I’ve been a member of LinkedIn for a number of years. When friends who don’t use the site learn that I do, they often appear puzzled and ask, “Why?’
Good question. I sometimes wonder about that myself, especially when I’m reviewing my credit card statement at the end of each month and see the $19.95 fee I pay for an upgraded account. What do I get out of it? Does it help my personal learning? Facilitate communication? Strengthen my attachment to a professional community? Actually, I think so!
Should you, dear reader, be unfamiliar with LinkedIn, it is what is called a professional, as opposed to a social, online community. It serves as a huge, 24-7 networking event. When you join, you create a resume-like profile and let the world know what you’re generally interested in—making new contacts, renewing old acquaintances, consulting, finding a new job, and the like.
A basic activity on LinkedIn is to make “connections.” As in Facebook and marriage, people become connected only by mutual consent. When I first joined, most members worked in high tech, sales, or marketing fields. Over the years, though, the breadth of occupations represented as grown remarkably, and I’ve built up a stable of over 350 connections. These range from fellow educators to lawyers, business managers, and artists. Each of these people is someone I’ve worked with somehow, somewhere, or been introduced to by a friend or colleague we have in common. Occasionally I scan through my connections and, like looking up at the face of Heavenly Valley after you’ve skiied your way down to the base, it’s a rather satisfying and reassuring experience.
While I have not called upon this network often, when I have it has been very useful. Let me give you a recent example. I was doing informal research for an article on, “How, in a school setting, can you get the most value out of the technology you already have.” LinkedIn makes it very easy to communicate with ad hoc groups of your connections. I selected 50 and sent them a brief message that asked for an “off-the-top-of-the-head” answer to that question. Within 24 hours I received replies from nearly everyone from which I garnered all sorts of good ideas that served as the foundation for my article.
Periodic “updates” are another LinkedIn feature I find useful. These come to your mailbox on a schedule you choose. Like a beneficent tattler, they offer little tidbits on what your connections are up to. This one just got a new job. That one published a book or article. Another one is off to consult in Singapore. This offers a great opportunity for serendipitous discovery. I will often find someone doing something that’s either relevant to a current project or gives me an idea for a new one.

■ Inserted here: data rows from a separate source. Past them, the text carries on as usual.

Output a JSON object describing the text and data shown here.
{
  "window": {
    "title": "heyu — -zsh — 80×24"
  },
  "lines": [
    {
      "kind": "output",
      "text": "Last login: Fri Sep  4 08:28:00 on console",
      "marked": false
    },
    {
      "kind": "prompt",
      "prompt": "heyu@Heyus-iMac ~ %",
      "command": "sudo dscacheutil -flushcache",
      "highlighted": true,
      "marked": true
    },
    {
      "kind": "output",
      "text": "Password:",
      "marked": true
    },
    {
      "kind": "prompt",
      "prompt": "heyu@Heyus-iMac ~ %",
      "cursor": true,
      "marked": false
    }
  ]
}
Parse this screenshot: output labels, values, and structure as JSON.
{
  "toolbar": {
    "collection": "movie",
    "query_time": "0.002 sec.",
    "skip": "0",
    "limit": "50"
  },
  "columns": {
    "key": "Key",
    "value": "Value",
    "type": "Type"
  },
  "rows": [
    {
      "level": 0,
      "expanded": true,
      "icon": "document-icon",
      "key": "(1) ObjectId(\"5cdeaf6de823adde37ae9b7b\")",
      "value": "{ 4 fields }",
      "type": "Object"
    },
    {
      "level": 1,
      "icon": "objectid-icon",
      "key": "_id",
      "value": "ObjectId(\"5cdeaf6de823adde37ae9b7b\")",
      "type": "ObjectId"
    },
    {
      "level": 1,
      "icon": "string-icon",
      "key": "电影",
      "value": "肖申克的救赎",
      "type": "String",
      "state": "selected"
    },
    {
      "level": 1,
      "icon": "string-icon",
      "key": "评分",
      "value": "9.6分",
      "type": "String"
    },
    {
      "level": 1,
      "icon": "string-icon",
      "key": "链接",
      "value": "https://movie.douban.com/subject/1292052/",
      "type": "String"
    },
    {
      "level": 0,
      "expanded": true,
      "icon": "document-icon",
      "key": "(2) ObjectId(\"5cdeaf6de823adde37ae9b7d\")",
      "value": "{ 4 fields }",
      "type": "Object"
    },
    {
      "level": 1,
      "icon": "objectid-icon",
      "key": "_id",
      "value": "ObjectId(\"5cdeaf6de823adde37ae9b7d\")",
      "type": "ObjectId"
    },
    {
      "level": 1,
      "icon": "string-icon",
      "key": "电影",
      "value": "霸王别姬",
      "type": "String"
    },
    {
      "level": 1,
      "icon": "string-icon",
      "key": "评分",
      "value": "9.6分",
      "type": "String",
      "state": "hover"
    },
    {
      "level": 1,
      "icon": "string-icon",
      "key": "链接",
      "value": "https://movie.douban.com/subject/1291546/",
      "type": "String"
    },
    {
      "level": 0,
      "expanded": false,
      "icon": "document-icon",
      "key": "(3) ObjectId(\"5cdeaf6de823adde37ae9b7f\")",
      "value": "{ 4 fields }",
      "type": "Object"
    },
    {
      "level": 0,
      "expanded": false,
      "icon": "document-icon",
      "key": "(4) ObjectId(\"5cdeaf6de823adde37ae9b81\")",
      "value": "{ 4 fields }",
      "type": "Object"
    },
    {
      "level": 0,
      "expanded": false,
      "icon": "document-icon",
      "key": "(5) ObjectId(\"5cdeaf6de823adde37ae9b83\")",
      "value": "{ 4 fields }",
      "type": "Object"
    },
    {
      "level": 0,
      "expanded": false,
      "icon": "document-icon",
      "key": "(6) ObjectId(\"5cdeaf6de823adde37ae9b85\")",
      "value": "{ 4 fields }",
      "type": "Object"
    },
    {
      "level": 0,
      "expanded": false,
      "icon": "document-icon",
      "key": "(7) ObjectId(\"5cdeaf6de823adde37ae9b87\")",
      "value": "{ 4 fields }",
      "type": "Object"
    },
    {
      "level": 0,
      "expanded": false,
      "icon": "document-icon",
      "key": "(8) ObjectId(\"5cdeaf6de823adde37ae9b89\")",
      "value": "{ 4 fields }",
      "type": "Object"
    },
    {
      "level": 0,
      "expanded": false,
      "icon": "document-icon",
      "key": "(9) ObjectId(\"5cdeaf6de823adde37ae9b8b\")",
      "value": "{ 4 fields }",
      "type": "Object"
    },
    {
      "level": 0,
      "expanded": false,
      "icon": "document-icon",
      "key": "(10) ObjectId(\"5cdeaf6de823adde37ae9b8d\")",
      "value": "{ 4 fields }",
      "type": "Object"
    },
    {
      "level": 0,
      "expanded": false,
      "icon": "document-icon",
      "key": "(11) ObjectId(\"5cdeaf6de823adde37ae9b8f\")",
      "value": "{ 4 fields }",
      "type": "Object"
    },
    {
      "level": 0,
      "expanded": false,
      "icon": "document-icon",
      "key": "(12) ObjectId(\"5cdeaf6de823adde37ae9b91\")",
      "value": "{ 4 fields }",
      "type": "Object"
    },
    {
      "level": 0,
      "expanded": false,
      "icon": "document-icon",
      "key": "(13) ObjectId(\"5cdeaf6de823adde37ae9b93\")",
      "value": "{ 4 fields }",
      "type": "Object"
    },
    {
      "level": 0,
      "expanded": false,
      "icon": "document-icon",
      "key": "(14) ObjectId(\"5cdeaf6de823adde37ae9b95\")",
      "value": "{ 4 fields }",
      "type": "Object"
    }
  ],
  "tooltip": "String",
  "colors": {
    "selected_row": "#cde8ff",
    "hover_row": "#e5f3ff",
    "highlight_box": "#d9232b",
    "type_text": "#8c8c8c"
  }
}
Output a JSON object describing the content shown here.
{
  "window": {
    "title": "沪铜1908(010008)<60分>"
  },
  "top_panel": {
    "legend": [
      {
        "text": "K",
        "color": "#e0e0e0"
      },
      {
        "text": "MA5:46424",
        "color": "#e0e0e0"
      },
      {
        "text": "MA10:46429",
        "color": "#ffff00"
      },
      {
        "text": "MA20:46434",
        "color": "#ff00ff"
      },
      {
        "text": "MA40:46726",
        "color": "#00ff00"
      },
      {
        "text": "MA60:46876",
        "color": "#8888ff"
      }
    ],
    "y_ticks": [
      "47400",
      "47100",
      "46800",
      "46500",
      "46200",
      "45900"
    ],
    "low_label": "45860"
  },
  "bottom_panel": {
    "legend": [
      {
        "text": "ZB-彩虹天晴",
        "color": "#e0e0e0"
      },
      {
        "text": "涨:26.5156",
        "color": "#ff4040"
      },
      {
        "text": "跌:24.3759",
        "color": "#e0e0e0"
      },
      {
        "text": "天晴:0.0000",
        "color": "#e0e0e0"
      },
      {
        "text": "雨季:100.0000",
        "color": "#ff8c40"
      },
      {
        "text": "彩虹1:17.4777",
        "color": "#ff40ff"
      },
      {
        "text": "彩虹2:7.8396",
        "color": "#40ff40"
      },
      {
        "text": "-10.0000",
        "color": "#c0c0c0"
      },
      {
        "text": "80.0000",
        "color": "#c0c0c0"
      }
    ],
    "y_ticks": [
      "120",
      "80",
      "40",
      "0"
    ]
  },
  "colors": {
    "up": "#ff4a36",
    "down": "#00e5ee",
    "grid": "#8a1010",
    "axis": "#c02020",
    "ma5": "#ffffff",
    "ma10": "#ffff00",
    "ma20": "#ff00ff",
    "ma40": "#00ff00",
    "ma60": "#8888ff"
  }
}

Despite its usefulness, LinkedIn can be a distraction and an annoyance. Updates on my connections’ activities land in my mailbox and I read them, even if at that moment it’s the last way I should be spending my time. Or I log in with the sole purpose of making a 5-minute update to my profile; the next thing I know I’ve spent 20 minutes perusing lists of “suggested connections” LinkedIn so thoughtfully provides. And annoying? I hate it when I get an “I’d like to add you to my LinkedIn connections” message from someone I’ve never heard of, only vaguely remember, or whom I do know and with whom I’d prefer not to be associated. Even though it is superbly easy to decline (just a simple click; no explanation needed), I can’t bring myself to do that. So I struggle to come up with some face-saving response or, worse, just leave the request unanswered in my queue where it gives me twinges of guilt every time I see it.
Reflecting on my experience with LinkedIn leads me to think more generally about how the Internet has impacted my personal learning as well as that of my adult students. For me, it’s my own personal, instant, world-wide library. It provides easy, deliberate access to peers, friends, and colleagues. It enables serendipitous discovery by providing a continuous information flow. The Internet also distracts me, enables if not encourages procrastination, and deters if not disables deep thinking.
I suspect that the adults I teach experience similar effects. However, testing that hunch will be an important first step in working with any new group of students. Such a test would include some simple survey questions as well as class discussion designed to draw out the various ways people structure their time on the Internet to enhance its usefulness, overcome distractions and other drawbacks, and cope with the negative aspects beyond their control. From such a discussion could emerge a very useful list of suggested components for a personal online learning space and guidelines for constructing and using it.